- Bike Safety. Another fun summer activity. Riding bikes is the easiest way for the average parent to get their kid out of the house. But first, make sure they are equipped with some safety tips. Teach your kid about street safety while riding. Looking out for cars, other kids or individuals is a great place to start. Another tip, helmets are a must for children when riding a bike. Again, we get to the next point.
- Head Injuries. Head injuries are an ED room favorite. Children frequently present post falls with head injuries. Things to look out for: increased sleepiness, inability/ difficult to arouse or wake up, loss of consciousness, and vomiting are major signs to look for. These signs mean you need to head to your closest ER right away.
- Fireworks. Working on the 4th of July is one of my least favorite things to do. It feels like we hold our breath and wait for a firework injury to come in. Here’s some quick tips: never relight a firework that didn’t work the first time, these are NOT intended for young kids, keep a water bucket nearby to place hands in in case of an emergency. And most importantly don’t buy from anyone that’s not a professional. That’s a recipe for disaster.
- Sun Protection. This is a pretty easy one but still easy to forget. Sunscreen of at least spf30+ is necessary whenever your children go outside in summer months to prevent sunburn or worse.
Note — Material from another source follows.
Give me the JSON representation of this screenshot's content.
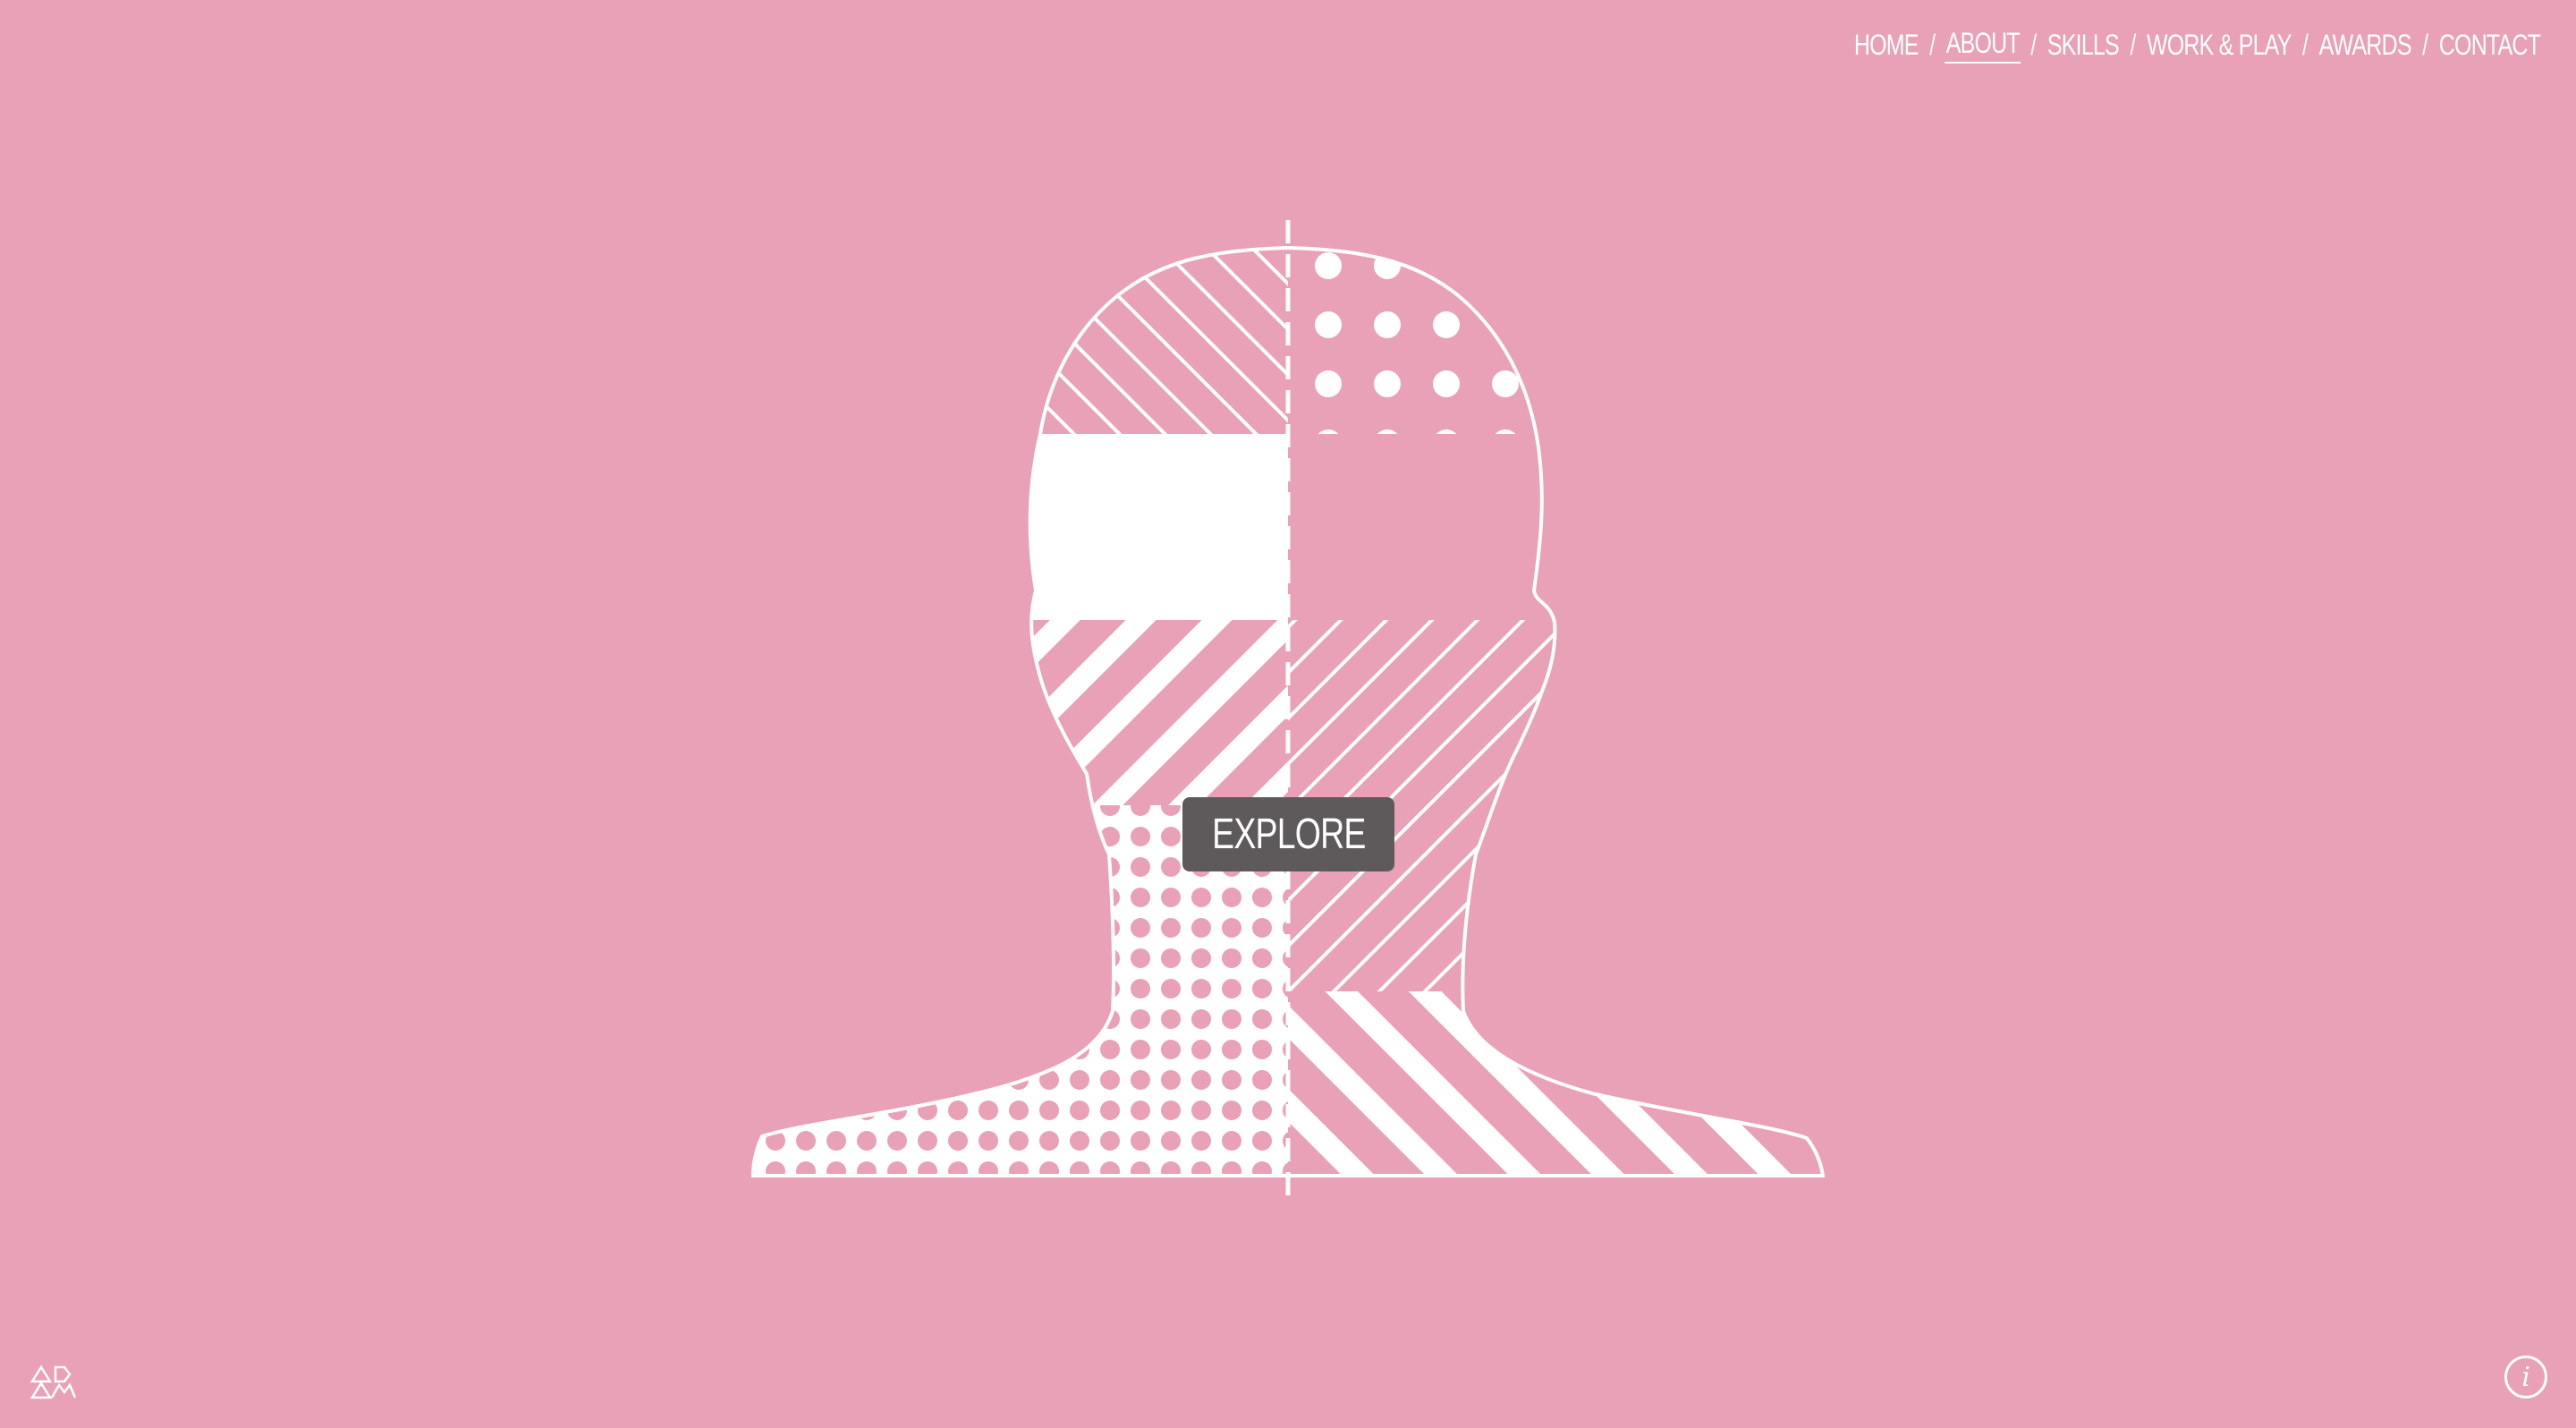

Although they had a huge issue lately, babyganics is one of our favorite products to use on Tate.
- Bug Bites/ Bee Bites. Another easy one. Protect your kids. Stay away from bees and they stay away from you. Put on bug spray to prevent bites. Again, we use babyganics, but do your research on what’s best for your family. Some kids are highly allergic to certain bites, any signs of difficulty breathing, throat swelling, or excessive drooling report straight to your local ED.
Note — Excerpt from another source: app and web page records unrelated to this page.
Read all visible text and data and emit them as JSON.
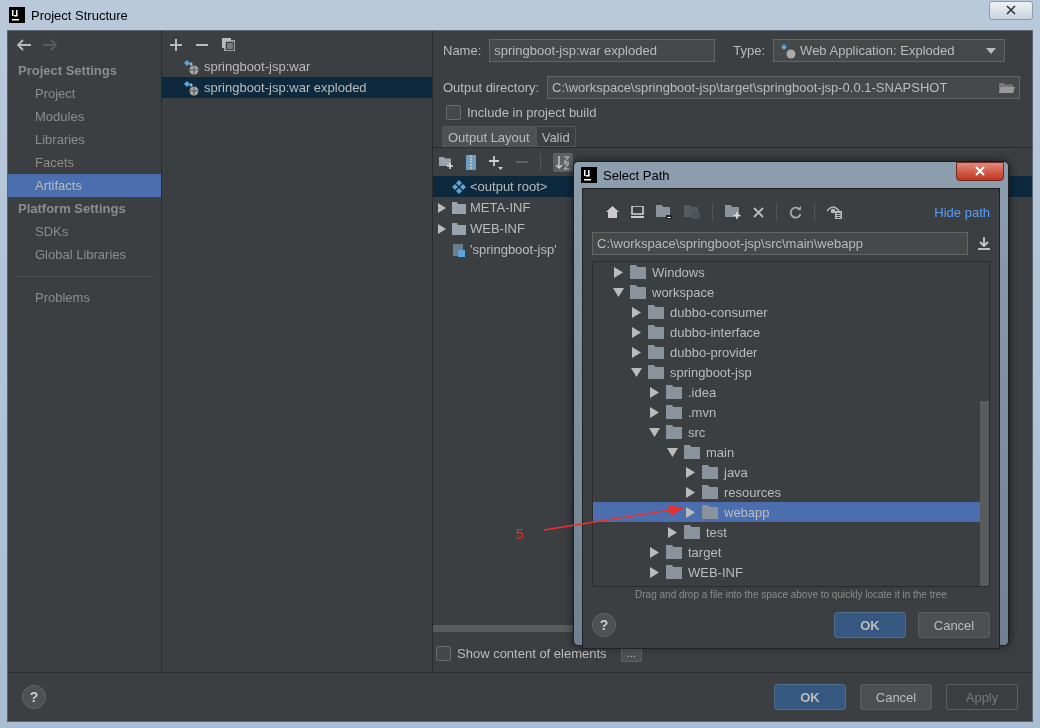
{
  "window": {
    "title": "Project Structure"
  },
  "nav": {
    "back_enabled": true,
    "forward_enabled": false
  },
  "sidebar": {
    "sections": [
      {
        "title": "Project Settings",
        "items": [
          {
            "label": "Project",
            "selected": false
          },
          {
            "label": "Modules",
            "selected": false
          },
          {
            "label": "Libraries",
            "selected": false
          },
          {
            "label": "Facets",
            "selected": false
          },
          {
            "label": "Artifacts",
            "selected": true
          }
        ]
      },
      {
        "title": "Platform Settings",
        "items": [
          {
            "label": "SDKs",
            "selected": false
          },
          {
            "label": "Global Libraries",
            "selected": false
          }
        ]
      }
    ],
    "extra_items": [
      {
        "label": "Problems",
        "selected": false
      }
    ]
  },
  "artifacts": [
    {
      "label": "springboot-jsp:war",
      "selected": false
    },
    {
      "label": "springboot-jsp:war exploded",
      "selected": true
    }
  ],
  "details": {
    "name_label": "Name:",
    "name_value": "springboot-jsp:war exploded",
    "type_label": "Type:",
    "type_value": "Web Application: Exploded",
    "output_label": "Output directory:",
    "output_value": "C:\\workspace\\springboot-jsp\\target\\springboot-jsp-0.0.1-SNAPSHOT",
    "include_build": {
      "label": "Include in project build",
      "checked": false
    },
    "tabs": [
      {
        "label": "Output Layout",
        "selected": true
      },
      {
        "label": "Valid",
        "selected": false
      }
    ],
    "layout_tree": [
      {
        "kind": "root",
        "label": "<output root>",
        "selected": true
      },
      {
        "kind": "folder",
        "label": "META-INF",
        "selected": false
      },
      {
        "kind": "folder",
        "label": "WEB-INF",
        "selected": false
      },
      {
        "kind": "module",
        "label": "'springboot-jsp'",
        "selected": false
      }
    ],
    "show_content": {
      "label": "Show content of elements",
      "checked": false
    },
    "more_button": "..."
  },
  "footer": {
    "help": "?",
    "buttons": [
      {
        "label": "OK",
        "kind": "primary",
        "disabled": false
      },
      {
        "label": "Cancel",
        "kind": "normal",
        "disabled": false
      },
      {
        "label": "Apply",
        "kind": "normal",
        "disabled": true
      }
    ]
  },
  "dialog": {
    "title": "Select Path",
    "hide_path": "Hide path",
    "path": "C:\\workspace\\springboot-jsp\\src\\main\\webapp",
    "tree": [
      {
        "label": "Windows",
        "expanded": false,
        "selected": false
      },
      {
        "label": "workspace",
        "expanded": true,
        "selected": false,
        "children": [
          {
            "label": "dubbo-consumer",
            "expanded": false,
            "selected": false
          },
          {
            "label": "dubbo-interface",
            "expanded": false,
            "selected": false
          },
          {
            "label": "dubbo-provider",
            "expanded": false,
            "selected": false
          },
          {
            "label": "springboot-jsp",
            "expanded": true,
            "selected": false,
            "children": [
              {
                "label": ".idea",
                "expanded": false,
                "selected": false
              },
              {
                "label": ".mvn",
                "expanded": false,
                "selected": false
              },
              {
                "label": "src",
                "expanded": true,
                "selected": false,
                "children": [
                  {
                    "label": "main",
                    "expanded": true,
                    "selected": false,
                    "children": [
                      {
                        "label": "java",
                        "expanded": false,
                        "selected": false
                      },
                      {
                        "label": "resources",
                        "expanded": false,
                        "selected": false
                      },
                      {
                        "label": "webapp",
                        "expanded": false,
                        "selected": true
                      }
                    ]
                  },
                  {
                    "label": "test",
                    "expanded": false,
                    "selected": false
                  }
                ]
              },
              {
                "label": "target",
                "expanded": false,
                "selected": false
              },
              {
                "label": "WEB-INF",
                "expanded": false,
                "selected": false
              }
            ]
          }
        ]
      }
    ],
    "hint": "Drag and drop a file into the space above to quickly locate it in the tree",
    "help": "?",
    "ok": "OK",
    "cancel": "Cancel"
  },
  "annotation": {
    "label": "5"
  }
}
- Poisonous Plants. Very easy to forget but also a huge summer safety tip especially since kids are likely to take field trips, play in the grass, etc. If you notice any irritation on your child’s skin after outside play, immediately rinse the area thoroughly with water. Keep an eye on it for inflammation, swelling and also for risk of spreading to other areas of the body. Any signs of anaphylaxis or difficulty breathing again report to the ED.
- Food Poisoning. Though this sounds elementary I believe this is another tip the average parent forgets. In the hot summer months leaving food out for the kids to munch on is a no no. Unless it is things like chips and water, no food should be left out and then consumed for extended periods of time. If you notice your child may have things like food poisoning, in some cases this could be managed at home with hydration and diet modifications. If vomiting/ diarrhea persists over 24 hours you may need to see a physician. As always, consult your doctor or nurse hotline for the perfect plan of action.
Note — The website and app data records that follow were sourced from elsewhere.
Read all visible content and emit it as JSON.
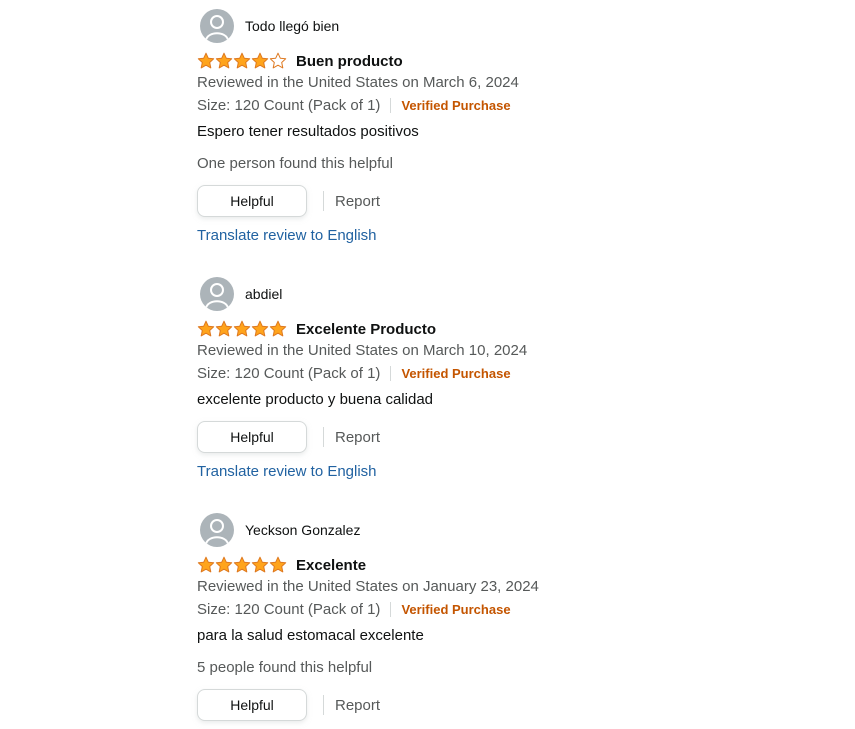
{
  "colors": {
    "star_fill": "#ffa41c",
    "star_stroke": "#de7921",
    "verified": "#c45500",
    "link": "#2162a1",
    "secondary_text": "#565959",
    "avatar_bg": "#acb4b9"
  },
  "reviews": [
    {
      "profile_name": "Todo llegó bien",
      "rating": 4,
      "title": "Buen producto",
      "date": "Reviewed in the United States on March 6, 2024",
      "size": "Size: 120 Count (Pack of 1)",
      "verified": "Verified Purchase",
      "body": "Espero tener resultados positivos",
      "helpful_count": "One person found this helpful",
      "helpful_label": "Helpful",
      "report_label": "Report",
      "translate_label": "Translate review to English"
    },
    {
      "profile_name": "abdiel",
      "rating": 5,
      "title": "Excelente Producto",
      "date": "Reviewed in the United States on March 10, 2024",
      "size": "Size: 120 Count (Pack of 1)",
      "verified": "Verified Purchase",
      "body": "excelente producto y buena calidad",
      "helpful_label": "Helpful",
      "report_label": "Report",
      "translate_label": "Translate review to English"
    },
    {
      "profile_name": "Yeckson Gonzalez",
      "rating": 5,
      "title": "Excelente",
      "date": "Reviewed in the United States on January 23, 2024",
      "size": "Size: 120 Count (Pack of 1)",
      "verified": "Verified Purchase",
      "body": "para la salud estomacal excelente",
      "helpful_count": "5 people found this helpful",
      "helpful_label": "Helpful",
      "report_label": "Report"
    }
  ],
  "icons": {
    "avatar": "avatar-icon",
    "star_full": "star-full-icon",
    "star_empty": "star-empty-icon"
  }
}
Summer Safety Tools
Here’s some easy things to always have on hand:
- band aids
- antibiotic ointment (Neosporin)
- rag (for water/ wiping down kid purposes)
- candy/ nutrition bar
- Benadryl, Tylenol
- cell phone
Summer safety is a daunting task for many parents. It’s hard to remember every single thing. And also, kids aren’t always the easiest in terms of getting them to comply with “summer safety rules”. The best way to survive these hot summer months safely is to stay prepared. Take care of those kids!
And take care of you too mama,